Harley-Davidson had an image problem. While younger riders respected the iconic brand, they didn’t see themselves as the stereotypical tattooed bikers of yesteryear. Walking into a dealership was an intimidating experience for first-time buyers. On top of that, the brand had no dealership presence in Toronto’s downtown core where many new riders live and work.
We aimed to build a welcoming space where guests could engage with Harley on an emotional level. This design would focus on the brand’s old world craftsmanship and authenticity, two attributes tech-weary millennials would find appealing.

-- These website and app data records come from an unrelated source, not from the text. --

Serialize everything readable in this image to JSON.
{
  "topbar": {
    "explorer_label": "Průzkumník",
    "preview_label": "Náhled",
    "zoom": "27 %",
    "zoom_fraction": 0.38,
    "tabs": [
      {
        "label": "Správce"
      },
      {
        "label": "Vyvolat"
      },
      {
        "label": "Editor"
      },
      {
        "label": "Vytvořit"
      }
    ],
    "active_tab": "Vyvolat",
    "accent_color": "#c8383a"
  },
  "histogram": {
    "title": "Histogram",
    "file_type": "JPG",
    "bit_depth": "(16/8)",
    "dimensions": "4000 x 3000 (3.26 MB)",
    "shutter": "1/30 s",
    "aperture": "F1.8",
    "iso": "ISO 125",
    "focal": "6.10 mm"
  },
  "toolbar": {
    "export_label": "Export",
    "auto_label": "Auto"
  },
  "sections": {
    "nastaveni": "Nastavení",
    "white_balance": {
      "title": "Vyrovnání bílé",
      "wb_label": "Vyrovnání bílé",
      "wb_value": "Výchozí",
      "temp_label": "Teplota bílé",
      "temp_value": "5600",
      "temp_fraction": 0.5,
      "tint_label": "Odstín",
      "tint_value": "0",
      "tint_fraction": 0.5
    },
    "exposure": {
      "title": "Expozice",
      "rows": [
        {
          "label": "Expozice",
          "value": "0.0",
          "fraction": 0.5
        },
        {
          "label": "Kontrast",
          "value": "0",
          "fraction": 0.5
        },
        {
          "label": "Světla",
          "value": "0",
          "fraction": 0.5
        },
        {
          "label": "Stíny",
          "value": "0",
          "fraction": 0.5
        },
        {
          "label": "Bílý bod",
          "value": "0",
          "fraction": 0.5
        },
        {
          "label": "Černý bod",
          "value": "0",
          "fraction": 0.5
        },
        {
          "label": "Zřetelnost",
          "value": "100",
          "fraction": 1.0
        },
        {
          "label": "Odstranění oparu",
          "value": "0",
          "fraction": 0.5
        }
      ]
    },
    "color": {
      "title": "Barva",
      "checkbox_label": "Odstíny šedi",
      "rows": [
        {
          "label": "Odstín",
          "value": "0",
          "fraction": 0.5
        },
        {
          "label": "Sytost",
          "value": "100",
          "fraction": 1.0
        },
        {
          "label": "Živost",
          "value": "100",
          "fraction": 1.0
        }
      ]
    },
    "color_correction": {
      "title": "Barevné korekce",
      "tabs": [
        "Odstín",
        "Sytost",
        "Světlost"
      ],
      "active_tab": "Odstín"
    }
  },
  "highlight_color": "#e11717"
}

The result was 1903 | A Harley Davidson Café – A nod to 1960s café racer culture, when riders would race stripped down, lightweight bikes from one café to another. We conceived and designed every inch of the café to pay homage to the brand’s craft heritage – from handcrafted signage to cold-brew bottles to the staff’s denim aprons. Archival photography adorned the walls in vintage frames. A Gold-leaf logo was applied to the exterior windows. We even developed an ink made from the actual coffee the café serves, giving posters and cup stamps the texture and scent of real coffee.